July 27, 2021

Why rent when you can buy?

Although it varies widely from city to city, the upfront cost of buying a home is only a little more than renting in some areas of the country.

Which means, with interest rates still relatively low, this might be the time to seriously evaluate the decision of whether to rent or own, say realtors.

Let's say you’re renting now for $1,300 per month. Assuming a mortgage rate of $5.25%, $1,300 will be equivalent to a monthly payment on a mortgage of $218,000, based on a 25-year amortization.

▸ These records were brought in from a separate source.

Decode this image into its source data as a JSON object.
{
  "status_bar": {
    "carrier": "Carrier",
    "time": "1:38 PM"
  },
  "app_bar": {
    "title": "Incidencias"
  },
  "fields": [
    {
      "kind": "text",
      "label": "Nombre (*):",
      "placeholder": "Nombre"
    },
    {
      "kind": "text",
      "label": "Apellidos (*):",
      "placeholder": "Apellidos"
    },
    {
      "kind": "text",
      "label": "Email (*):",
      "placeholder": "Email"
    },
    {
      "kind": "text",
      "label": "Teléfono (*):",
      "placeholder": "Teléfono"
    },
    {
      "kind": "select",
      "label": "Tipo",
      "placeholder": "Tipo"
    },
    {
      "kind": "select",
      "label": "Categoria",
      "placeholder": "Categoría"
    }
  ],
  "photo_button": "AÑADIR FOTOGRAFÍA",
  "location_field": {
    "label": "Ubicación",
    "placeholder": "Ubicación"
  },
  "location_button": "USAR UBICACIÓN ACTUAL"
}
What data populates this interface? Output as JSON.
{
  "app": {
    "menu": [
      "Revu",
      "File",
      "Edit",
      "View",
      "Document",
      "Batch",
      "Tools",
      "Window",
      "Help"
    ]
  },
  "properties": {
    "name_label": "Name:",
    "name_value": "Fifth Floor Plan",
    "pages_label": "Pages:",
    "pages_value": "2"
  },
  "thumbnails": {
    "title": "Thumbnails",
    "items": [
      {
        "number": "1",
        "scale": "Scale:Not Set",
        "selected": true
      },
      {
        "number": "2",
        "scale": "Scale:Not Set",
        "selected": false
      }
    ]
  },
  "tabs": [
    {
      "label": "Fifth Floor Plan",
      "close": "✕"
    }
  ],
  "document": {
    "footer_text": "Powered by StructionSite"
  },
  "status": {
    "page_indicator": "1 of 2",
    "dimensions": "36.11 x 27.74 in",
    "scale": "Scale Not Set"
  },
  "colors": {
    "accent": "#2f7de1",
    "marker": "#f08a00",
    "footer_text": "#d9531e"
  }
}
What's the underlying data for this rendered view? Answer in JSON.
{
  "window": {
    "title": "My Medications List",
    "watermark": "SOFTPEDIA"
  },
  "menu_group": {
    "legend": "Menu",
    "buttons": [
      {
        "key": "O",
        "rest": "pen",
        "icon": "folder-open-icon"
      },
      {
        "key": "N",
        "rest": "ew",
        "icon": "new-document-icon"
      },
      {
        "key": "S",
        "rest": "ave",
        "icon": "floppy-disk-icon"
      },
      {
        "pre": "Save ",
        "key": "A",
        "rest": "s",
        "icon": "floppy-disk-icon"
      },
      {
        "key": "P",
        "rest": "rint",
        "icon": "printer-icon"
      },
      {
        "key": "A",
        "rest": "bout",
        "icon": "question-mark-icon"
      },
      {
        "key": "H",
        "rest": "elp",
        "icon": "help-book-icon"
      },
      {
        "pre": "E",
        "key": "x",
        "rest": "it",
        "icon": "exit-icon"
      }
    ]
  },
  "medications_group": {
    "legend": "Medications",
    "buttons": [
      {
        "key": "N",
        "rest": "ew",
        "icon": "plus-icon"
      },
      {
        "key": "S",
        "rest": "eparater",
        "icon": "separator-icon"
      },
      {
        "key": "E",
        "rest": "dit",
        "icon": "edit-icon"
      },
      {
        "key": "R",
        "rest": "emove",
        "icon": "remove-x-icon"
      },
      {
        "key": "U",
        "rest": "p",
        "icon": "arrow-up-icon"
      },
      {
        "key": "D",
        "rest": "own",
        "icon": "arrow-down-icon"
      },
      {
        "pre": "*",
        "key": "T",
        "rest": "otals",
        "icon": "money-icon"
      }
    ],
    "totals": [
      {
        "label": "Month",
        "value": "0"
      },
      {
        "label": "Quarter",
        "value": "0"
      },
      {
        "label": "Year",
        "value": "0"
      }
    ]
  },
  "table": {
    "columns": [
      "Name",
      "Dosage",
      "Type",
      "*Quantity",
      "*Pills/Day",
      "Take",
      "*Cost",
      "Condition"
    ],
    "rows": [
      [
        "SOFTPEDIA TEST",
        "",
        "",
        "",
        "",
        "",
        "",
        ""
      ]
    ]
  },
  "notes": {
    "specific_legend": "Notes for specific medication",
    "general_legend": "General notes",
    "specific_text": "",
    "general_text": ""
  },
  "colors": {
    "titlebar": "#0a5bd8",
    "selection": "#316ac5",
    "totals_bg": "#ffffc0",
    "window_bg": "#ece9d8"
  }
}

If you chose the 30-year or 35-year amortization, the $1,300 would be equivalent to monthly payments on mortgages of $236,000 and $251,000, respectively – the cost of a modest place in markets like Halifax or Gatineau, Ottawa’s sister city, for instance.

Wait a minute, though. The true cost of home ownership is often around 40% higher than your mortgage payment alone.

When you add on all the extras like property taxes, condo fees, utilities, insurance and normal maintenance and repairs you can easily be looking at an actual monthly housing payment that’s closer to half as much again as your mortgage payment alone.

On the other hand, while you can’t do much about taxes, a big portion of your condo fees goes towards expenses that you may already be paying in addition to your rent, such as heating, water, etc. And then there’s the potential growth.

Fair enough, but your home needs to grow in value by at least 15% to break even from transaction and maintenance costs, maintains the Money Mechanics blog.

Need a visual? Use this quickie graphic to give you a rough comparison, keeping in my mind that US homeowners get a tax break on mortgage costs that Canadians don't enjoy.

What do you think? If you live in an area where all this might be a viable option, are you better off stretching to buy or opting for the care-free rental choice?

By Gordon Powers, MSN Money



Post a comment


Gordon PowersGordon Powers

A long-time fund company executive, Gordon Powers now heads up the Affinity Group, a financial services consulting firm. Gordon was a personal finance columnist for the Globe & Mail for many years, has taught retirement planning...

Jason BucklandJason Buckland

The modern-day MC Hammer of money, Jason can often be seen spending cash that isn’t his with the efficiency of a Wilt Chamberlain first date. After cutting his teeth as a reporter for the Toronto Sun, he joined the MSN Money team with...